* [What this task involves] All lines holding the word "hint" should be located in the records and copied.

(Web page and app entries)
────
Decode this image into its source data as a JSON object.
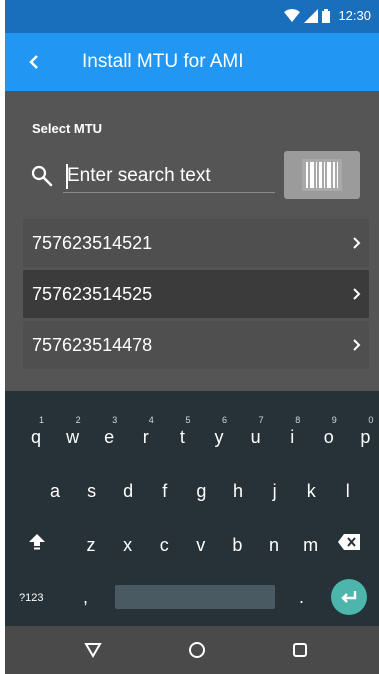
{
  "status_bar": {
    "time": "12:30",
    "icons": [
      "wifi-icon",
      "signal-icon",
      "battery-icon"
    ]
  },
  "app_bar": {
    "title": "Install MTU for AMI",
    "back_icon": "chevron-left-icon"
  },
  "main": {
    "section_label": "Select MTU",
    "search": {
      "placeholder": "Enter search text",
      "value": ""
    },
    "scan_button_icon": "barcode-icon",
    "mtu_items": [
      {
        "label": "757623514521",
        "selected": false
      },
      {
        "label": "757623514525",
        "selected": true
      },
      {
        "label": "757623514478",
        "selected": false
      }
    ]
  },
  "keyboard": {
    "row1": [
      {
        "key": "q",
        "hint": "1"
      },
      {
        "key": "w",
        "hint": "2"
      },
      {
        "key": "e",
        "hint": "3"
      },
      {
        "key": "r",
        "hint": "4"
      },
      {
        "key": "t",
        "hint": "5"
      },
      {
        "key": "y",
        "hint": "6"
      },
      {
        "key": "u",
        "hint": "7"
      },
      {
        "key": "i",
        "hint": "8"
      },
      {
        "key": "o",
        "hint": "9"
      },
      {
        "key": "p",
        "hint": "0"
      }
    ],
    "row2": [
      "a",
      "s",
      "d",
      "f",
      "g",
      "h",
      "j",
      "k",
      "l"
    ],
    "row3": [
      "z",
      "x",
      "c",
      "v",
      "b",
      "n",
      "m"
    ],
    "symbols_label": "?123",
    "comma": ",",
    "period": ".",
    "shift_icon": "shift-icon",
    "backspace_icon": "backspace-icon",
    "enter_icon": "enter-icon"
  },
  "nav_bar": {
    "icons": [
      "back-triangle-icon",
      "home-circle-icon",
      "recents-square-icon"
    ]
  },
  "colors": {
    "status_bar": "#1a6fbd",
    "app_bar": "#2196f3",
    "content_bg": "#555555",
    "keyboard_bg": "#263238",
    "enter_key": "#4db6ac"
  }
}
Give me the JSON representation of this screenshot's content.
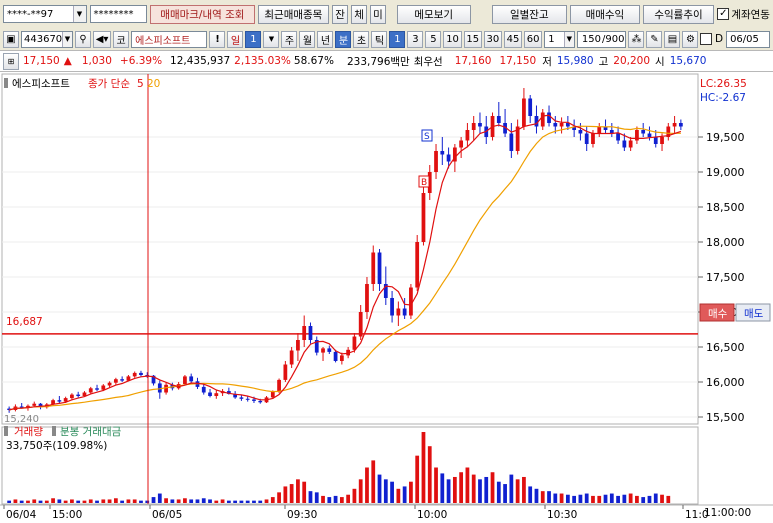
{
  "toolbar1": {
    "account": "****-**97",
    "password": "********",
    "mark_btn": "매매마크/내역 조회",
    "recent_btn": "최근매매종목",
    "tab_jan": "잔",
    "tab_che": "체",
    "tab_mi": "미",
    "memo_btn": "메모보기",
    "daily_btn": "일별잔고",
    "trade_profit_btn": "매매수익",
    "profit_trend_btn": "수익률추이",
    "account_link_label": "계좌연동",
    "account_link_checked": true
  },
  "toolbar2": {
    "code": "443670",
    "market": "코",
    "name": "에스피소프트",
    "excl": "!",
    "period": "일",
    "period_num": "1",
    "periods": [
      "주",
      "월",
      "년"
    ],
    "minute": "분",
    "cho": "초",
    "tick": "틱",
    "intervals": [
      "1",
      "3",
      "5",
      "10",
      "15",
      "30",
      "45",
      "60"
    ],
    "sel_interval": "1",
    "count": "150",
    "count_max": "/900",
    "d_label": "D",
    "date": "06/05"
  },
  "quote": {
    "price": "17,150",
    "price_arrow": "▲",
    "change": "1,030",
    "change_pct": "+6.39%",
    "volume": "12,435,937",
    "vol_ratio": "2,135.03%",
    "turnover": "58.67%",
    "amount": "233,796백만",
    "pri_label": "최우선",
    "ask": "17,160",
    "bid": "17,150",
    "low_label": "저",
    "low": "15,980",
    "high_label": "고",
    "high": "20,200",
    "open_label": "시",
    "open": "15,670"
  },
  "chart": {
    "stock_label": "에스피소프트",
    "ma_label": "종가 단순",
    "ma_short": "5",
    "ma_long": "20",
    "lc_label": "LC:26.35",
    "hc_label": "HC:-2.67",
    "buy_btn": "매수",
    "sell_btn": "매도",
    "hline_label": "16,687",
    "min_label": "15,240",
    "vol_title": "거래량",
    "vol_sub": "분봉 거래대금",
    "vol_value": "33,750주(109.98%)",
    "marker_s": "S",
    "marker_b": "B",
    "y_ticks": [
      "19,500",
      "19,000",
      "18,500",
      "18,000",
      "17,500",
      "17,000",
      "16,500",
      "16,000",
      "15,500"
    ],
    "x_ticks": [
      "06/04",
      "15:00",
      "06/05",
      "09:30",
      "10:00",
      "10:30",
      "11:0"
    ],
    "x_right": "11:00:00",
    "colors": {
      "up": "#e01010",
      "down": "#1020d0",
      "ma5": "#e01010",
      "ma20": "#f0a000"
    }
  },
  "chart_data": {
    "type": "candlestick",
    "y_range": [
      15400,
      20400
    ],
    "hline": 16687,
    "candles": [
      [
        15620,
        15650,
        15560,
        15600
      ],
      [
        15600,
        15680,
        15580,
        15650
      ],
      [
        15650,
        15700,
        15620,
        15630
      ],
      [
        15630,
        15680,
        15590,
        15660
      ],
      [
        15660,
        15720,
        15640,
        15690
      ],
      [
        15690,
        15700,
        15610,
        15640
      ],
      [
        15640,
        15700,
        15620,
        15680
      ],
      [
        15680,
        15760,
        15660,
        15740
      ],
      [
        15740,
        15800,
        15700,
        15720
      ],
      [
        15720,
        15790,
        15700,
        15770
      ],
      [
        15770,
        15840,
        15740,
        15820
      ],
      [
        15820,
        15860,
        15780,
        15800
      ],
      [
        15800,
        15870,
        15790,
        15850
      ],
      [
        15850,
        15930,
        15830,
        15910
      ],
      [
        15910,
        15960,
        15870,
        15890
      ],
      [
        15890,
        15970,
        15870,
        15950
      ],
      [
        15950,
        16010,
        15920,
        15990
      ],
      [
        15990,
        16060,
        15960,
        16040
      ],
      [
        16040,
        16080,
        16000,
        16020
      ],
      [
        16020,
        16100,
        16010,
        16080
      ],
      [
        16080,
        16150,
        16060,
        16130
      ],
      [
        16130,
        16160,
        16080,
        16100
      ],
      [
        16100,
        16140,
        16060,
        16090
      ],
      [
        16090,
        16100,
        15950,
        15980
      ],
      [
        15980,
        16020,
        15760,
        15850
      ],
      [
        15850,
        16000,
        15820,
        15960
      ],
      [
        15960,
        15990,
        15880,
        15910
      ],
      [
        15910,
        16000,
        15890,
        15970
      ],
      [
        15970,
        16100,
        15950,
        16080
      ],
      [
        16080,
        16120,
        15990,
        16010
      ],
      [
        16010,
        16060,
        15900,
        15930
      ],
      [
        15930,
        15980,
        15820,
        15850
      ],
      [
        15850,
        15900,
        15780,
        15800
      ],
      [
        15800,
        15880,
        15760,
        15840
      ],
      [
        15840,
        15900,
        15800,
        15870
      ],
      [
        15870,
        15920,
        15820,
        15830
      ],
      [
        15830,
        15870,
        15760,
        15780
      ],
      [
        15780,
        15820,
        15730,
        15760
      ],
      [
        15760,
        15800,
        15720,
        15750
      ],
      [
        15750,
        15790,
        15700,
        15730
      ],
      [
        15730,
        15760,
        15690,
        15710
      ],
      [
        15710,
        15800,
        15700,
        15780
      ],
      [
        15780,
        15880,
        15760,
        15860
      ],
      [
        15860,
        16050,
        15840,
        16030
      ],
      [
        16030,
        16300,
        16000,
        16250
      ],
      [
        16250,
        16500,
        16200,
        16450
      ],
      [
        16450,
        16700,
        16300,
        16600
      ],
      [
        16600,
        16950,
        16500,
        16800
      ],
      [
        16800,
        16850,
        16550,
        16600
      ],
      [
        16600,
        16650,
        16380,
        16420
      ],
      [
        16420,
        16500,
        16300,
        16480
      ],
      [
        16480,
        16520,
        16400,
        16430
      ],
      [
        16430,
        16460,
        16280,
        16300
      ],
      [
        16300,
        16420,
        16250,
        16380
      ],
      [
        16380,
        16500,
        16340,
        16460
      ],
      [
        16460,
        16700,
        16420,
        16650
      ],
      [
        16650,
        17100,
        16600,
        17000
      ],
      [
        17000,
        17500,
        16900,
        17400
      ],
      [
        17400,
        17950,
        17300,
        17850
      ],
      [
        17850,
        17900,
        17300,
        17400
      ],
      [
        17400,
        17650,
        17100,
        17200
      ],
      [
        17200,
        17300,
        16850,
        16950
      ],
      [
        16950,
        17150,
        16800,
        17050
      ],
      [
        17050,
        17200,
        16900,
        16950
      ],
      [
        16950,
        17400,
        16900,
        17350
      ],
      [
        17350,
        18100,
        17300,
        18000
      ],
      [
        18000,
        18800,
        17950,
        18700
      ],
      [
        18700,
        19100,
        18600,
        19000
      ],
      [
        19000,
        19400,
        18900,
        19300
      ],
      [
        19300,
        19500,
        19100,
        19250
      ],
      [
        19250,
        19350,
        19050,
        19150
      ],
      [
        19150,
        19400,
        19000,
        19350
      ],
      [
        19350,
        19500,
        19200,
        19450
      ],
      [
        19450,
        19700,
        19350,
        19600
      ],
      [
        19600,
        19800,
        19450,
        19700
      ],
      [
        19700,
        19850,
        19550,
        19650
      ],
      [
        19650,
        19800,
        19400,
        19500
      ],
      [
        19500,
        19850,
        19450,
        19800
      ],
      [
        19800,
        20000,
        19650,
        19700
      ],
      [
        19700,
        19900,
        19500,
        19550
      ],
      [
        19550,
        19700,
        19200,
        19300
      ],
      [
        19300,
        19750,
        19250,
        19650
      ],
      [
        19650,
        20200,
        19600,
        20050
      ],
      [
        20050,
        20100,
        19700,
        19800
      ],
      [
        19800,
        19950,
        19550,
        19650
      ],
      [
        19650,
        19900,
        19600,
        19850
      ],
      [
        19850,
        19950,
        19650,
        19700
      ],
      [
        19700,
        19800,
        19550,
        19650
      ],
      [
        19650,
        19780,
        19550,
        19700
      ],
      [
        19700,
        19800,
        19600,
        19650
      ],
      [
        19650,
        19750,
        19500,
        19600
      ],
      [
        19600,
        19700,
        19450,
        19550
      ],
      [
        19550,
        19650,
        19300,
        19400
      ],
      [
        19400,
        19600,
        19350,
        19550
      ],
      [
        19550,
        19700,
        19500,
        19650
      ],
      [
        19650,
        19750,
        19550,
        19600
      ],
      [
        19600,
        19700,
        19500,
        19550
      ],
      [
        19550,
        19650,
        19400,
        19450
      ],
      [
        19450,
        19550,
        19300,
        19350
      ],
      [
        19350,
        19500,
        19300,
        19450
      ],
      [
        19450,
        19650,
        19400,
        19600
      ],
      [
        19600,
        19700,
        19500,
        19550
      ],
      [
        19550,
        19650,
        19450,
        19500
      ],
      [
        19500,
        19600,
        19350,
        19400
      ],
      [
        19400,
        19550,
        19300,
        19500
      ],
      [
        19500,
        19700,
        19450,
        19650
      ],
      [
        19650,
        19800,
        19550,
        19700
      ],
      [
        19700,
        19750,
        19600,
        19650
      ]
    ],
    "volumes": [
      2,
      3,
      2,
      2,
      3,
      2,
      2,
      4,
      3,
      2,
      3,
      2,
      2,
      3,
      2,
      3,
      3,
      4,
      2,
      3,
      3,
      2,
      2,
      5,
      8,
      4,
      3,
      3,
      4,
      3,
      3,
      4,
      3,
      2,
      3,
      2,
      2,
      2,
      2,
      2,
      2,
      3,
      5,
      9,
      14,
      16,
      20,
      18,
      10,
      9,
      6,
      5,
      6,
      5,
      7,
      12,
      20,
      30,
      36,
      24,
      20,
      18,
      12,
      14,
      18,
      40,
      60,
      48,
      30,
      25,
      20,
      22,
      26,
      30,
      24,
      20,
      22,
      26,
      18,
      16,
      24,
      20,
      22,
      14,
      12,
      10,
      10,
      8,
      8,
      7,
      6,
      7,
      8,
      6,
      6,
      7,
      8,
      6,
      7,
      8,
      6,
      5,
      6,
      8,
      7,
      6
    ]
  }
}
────
* [Task result]
        "hint": "1"
        "hint": "2"
        "hint": "3"
        "hint": "4"
        "hint": "5"
        "hint": "6"
        "hint": "7"
        "hint": "8"
        "hint": "9"
        "hint": "0"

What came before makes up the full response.